Meanwhile Emily’s dad finds out she’s dead, goes looking for Bob, then drills a hole in his head. Emily later returns as a zombie to haunt and kill her family, but her little brother escapes and meets up with the psychiatrist and the blonde. Oh also there are three guys in a bar who are always afraid of zombies and gates to hell, but never do anything or leave the bar, until they’re finally all killed in the end… I can’t figure if that was supposed to be humor. And an undertaker at “Moriarity and Sons” (got an extra “i” in there) funeral home is eaten by a corpse.

The hanged priest with a handful of wormy grime:

All of our protagonists (Jerry the beardie psychiatrist, blonde Sandra, resurrected Mary and bitter newsman Pete) meet up in the graveyard looking for the dead priest, then an evil wind machine blows a million worms into the window of their hotel room. From the DVD extras I learned that Fulci’s effects looked so good because they were real: he really swung an axe a half-inch from Mary’s face, truly made Daniela Doria vomit up sheep guts, and he sure enough blasted a million worms into a hotel room right into the screaming faces of his stars. In case you didn’t figure it out on your own, crew members also tell us that Fulci hated actors.

The killing method of choice from now on will be squeezing the brains through the skull with one’s bare hands – first dead Emily does Sandra, then dead Sandra does the reporter (yay, he is finally dead).

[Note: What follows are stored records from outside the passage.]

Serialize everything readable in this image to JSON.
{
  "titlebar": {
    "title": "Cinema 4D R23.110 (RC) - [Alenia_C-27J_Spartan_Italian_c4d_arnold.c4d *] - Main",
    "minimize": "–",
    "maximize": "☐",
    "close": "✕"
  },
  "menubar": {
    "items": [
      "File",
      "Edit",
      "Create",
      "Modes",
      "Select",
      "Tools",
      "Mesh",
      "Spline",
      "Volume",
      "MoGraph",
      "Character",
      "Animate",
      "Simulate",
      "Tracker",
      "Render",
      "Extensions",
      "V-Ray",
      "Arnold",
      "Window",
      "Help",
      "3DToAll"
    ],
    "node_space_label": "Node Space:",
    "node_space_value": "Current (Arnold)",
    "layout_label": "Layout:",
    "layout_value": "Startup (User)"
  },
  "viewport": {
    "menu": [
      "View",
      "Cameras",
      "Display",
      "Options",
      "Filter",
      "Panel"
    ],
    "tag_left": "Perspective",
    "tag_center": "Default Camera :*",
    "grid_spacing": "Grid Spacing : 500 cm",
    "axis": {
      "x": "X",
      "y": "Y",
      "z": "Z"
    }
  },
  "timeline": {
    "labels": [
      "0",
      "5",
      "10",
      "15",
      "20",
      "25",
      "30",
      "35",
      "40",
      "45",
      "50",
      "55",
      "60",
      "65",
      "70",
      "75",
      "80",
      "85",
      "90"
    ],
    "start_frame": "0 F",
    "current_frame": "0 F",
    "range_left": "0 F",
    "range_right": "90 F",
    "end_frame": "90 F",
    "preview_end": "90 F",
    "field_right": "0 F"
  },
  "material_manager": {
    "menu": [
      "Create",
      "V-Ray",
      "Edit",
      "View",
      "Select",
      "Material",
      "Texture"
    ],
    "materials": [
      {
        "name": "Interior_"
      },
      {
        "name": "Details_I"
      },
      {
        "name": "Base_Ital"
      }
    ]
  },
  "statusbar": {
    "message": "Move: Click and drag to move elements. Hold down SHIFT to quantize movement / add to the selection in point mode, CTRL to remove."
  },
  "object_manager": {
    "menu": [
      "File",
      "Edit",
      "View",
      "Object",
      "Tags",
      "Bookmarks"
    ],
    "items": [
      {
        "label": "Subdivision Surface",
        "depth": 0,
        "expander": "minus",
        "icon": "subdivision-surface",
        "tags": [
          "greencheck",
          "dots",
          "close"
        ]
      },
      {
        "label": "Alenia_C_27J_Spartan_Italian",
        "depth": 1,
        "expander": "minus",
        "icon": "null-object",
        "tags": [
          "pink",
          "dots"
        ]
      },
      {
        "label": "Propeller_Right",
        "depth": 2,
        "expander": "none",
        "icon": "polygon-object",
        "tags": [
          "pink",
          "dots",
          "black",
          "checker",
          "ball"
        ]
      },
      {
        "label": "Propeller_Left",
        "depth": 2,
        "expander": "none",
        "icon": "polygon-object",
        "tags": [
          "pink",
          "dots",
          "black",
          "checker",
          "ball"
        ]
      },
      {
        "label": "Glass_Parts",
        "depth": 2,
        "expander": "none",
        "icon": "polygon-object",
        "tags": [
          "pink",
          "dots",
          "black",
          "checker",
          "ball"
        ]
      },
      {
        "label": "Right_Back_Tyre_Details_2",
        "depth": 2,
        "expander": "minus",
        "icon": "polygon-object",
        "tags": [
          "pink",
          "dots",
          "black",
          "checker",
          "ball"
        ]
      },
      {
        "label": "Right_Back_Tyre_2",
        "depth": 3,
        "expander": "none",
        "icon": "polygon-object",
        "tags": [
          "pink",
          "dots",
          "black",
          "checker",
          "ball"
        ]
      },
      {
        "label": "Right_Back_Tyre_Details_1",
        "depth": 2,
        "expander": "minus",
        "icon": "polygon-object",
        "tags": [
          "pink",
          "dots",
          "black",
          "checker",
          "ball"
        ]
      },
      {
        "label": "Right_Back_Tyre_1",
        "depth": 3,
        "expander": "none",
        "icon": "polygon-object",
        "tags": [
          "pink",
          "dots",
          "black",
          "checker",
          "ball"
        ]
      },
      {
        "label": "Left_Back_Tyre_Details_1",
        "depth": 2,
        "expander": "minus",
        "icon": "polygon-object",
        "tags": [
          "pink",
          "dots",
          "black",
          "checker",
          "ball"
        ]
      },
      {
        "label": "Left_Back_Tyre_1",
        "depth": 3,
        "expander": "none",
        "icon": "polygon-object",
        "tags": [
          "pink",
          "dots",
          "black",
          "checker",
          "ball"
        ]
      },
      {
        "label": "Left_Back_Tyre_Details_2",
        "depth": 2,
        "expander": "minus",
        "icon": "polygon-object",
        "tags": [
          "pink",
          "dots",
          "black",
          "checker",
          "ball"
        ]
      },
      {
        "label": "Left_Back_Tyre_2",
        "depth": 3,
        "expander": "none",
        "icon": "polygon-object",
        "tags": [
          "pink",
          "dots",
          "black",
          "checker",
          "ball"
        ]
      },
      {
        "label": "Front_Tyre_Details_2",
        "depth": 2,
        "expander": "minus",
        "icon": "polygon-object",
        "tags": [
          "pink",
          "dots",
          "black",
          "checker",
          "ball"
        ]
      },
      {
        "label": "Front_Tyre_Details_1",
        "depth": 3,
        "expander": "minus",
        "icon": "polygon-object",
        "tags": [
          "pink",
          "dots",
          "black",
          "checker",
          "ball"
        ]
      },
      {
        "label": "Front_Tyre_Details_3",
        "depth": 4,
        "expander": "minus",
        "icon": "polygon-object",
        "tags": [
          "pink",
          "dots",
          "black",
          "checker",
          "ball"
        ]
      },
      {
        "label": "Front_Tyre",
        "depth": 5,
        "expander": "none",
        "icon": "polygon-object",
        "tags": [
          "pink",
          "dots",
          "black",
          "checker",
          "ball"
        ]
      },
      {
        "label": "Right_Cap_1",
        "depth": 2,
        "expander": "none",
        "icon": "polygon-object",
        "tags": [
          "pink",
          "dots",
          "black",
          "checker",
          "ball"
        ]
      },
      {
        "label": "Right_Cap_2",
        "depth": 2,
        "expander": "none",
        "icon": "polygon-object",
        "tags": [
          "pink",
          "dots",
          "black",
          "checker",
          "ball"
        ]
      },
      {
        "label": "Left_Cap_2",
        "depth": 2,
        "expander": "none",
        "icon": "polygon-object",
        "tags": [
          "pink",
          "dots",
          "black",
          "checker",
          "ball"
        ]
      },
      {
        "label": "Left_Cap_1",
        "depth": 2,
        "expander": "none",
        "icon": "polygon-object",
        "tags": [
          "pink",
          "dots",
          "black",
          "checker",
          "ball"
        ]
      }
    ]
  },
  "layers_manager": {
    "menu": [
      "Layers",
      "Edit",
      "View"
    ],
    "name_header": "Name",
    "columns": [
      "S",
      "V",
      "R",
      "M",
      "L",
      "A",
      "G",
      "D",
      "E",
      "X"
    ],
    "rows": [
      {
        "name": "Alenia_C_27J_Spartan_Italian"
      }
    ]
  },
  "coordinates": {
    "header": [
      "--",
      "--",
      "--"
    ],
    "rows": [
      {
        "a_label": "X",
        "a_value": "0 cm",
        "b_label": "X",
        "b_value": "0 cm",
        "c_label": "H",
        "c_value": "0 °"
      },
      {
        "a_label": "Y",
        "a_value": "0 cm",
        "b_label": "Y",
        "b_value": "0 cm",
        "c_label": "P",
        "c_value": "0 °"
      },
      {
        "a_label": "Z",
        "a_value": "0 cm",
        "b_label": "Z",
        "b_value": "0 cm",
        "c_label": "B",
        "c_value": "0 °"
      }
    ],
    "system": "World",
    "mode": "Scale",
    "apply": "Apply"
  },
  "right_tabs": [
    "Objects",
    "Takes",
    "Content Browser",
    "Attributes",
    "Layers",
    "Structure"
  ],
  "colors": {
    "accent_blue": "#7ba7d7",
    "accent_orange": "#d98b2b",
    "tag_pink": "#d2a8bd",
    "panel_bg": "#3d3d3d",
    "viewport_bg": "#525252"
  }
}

The beardy psychiatrist (why does he get to be the hero?) stabs the priest in the balls with a cross, then he and Mary climb out of grave. The kid (with two cops) sees and happily runs towards them. They’re happy at first but then Mary is afraid, yells nooo, freeze frame, black tendrils across picture. What was that? What happened?

Movie was partly shot in Savannah, which is exciting to me.